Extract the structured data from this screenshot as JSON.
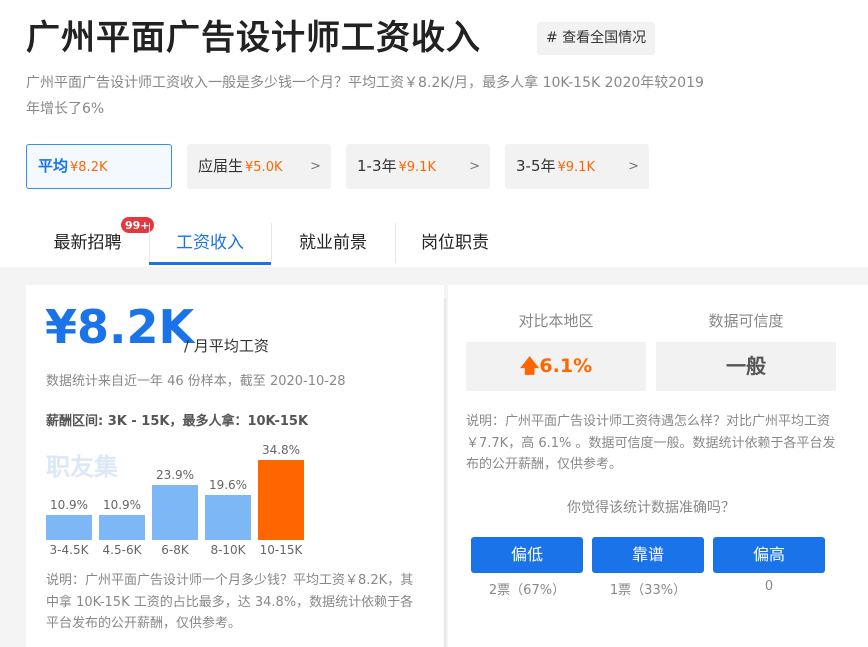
{
  "header": {
    "title": "广州平面广告设计师工资收入",
    "view_all_label": "# 查看全国情况",
    "subtitle": "广州平面广告设计师工资收入一般是多少钱一个月？平均工资￥8.2K/月，最多人拿 10K-15K 2020年较2019年增长了6%"
  },
  "pills": [
    {
      "label": "平均",
      "amount": "¥8.2K"
    },
    {
      "label": "应届生",
      "amount": "¥5.0K"
    },
    {
      "label": "1-3年",
      "amount": "¥9.1K"
    },
    {
      "label": "3-5年",
      "amount": "¥9.1K"
    }
  ],
  "tabs": [
    {
      "label": "最新招聘",
      "badge": "99+"
    },
    {
      "label": "工资收入"
    },
    {
      "label": "就业前景"
    },
    {
      "label": "岗位职责"
    }
  ],
  "salary": {
    "amount": "¥8.2K",
    "unit": "/ 月平均工资",
    "sample_note": "数据统计来自近一年 46 份样本，截至 2020-10-28",
    "range_line": "薪酬区间: 3K - 15K，最多人拿：10K-15K",
    "watermark": "职友集"
  },
  "chart_data": {
    "type": "bar",
    "categories": [
      "3-4.5K",
      "4.5-6K",
      "6-8K",
      "8-10K",
      "10-15K"
    ],
    "values": [
      10.9,
      10.9,
      23.9,
      19.6,
      34.8
    ],
    "value_labels": [
      "10.9%",
      "10.9%",
      "23.9%",
      "19.6%",
      "34.8%"
    ],
    "highlight_index": 4,
    "colors": {
      "default": "#7db7f5",
      "highlight": "#ff6600"
    }
  },
  "left_desc": "说明：广州平面广告设计师一个月多少钱？平均工资￥8.2K，其中拿 10K-15K 工资的占比最多，达 34.8%，数据统计依赖于各平台发布的公开薪酬，仅供参考。",
  "compare": {
    "local_head": "对比本地区",
    "local_value": "6.1%",
    "reliability_head": "数据可信度",
    "reliability_value": "一般"
  },
  "right_desc": "说明：广州平面广告设计师工资待遇怎么样？对比广州平均工资 ￥7.7K，高 6.1% 。数据可信度一般。数据统计依赖于各平台发布的公开薪酬，仅供参考。",
  "vote": {
    "question": "你觉得该统计数据准确吗？",
    "options": [
      {
        "label": "偏低",
        "count": "2票（67%）"
      },
      {
        "label": "靠谱",
        "count": "1票（33%）"
      },
      {
        "label": "偏高",
        "count": "0"
      }
    ]
  },
  "colors": {
    "accent": "#1a73e8",
    "highlight": "#ff6600",
    "badge": "#e4393c"
  }
}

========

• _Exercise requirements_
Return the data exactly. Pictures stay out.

• _Solution to this task_
Extract the structured data from this screenshot as JSON.
{
  "header": {
    "title": "广州平面广告设计师工资收入",
    "view_all_label": "# 查看全国情况",
    "subtitle": "广州平面广告设计师工资收入一般是多少钱一个月？平均工资￥8.2K/月，最多人拿 10K-15K 2020年较2019年增长了6%"
  },
  "pills": [
    {
      "label": "平均",
      "amount": "¥8.2K"
    },
    {
      "label": "应届生",
      "amount": "¥5.0K"
    },
    {
      "label": "1-3年",
      "amount": "¥9.1K"
    },
    {
      "label": "3-5年",
      "amount": "¥9.1K"
    }
  ],
  "tabs": [
    {
      "label": "最新招聘",
      "badge": "99+"
    },
    {
      "label": "工资收入"
    },
    {
      "label": "就业前景"
    },
    {
      "label": "岗位职责"
    }
  ],
  "salary": {
    "amount": "¥8.2K",
    "unit": "/ 月平均工资",
    "sample_note": "数据统计来自近一年 46 份样本，截至 2020-10-28",
    "range_line": "薪酬区间: 3K - 15K，最多人拿：10K-15K",
    "watermark": "职友集"
  },
  "chart_data": {
    "type": "bar",
    "categories": [
      "3-4.5K",
      "4.5-6K",
      "6-8K",
      "8-10K",
      "10-15K"
    ],
    "values": [
      10.9,
      10.9,
      23.9,
      19.6,
      34.8
    ],
    "value_labels": [
      "10.9%",
      "10.9%",
      "23.9%",
      "19.6%",
      "34.8%"
    ],
    "highlight_index": 4,
    "colors": {
      "default": "#7db7f5",
      "highlight": "#ff6600"
    }
  },
  "left_desc": "说明：广州平面广告设计师一个月多少钱？平均工资￥8.2K，其中拿 10K-15K 工资的占比最多，达 34.8%，数据统计依赖于各平台发布的公开薪酬，仅供参考。",
  "compare": {
    "local_head": "对比本地区",
    "local_value": "6.1%",
    "reliability_head": "数据可信度",
    "reliability_value": "一般"
  },
  "right_desc": "说明：广州平面广告设计师工资待遇怎么样？对比广州平均工资 ￥7.7K，高 6.1% 。数据可信度一般。数据统计依赖于各平台发布的公开薪酬，仅供参考。",
  "vote": {
    "question": "你觉得该统计数据准确吗？",
    "options": [
      {
        "label": "偏低",
        "count": "2票（67%）"
      },
      {
        "label": "靠谱",
        "count": "1票（33%）"
      },
      {
        "label": "偏高",
        "count": "0"
      }
    ]
  },
  "colors": {
    "accent": "#1a73e8",
    "highlight": "#ff6600",
    "badge": "#e4393c"
  }
}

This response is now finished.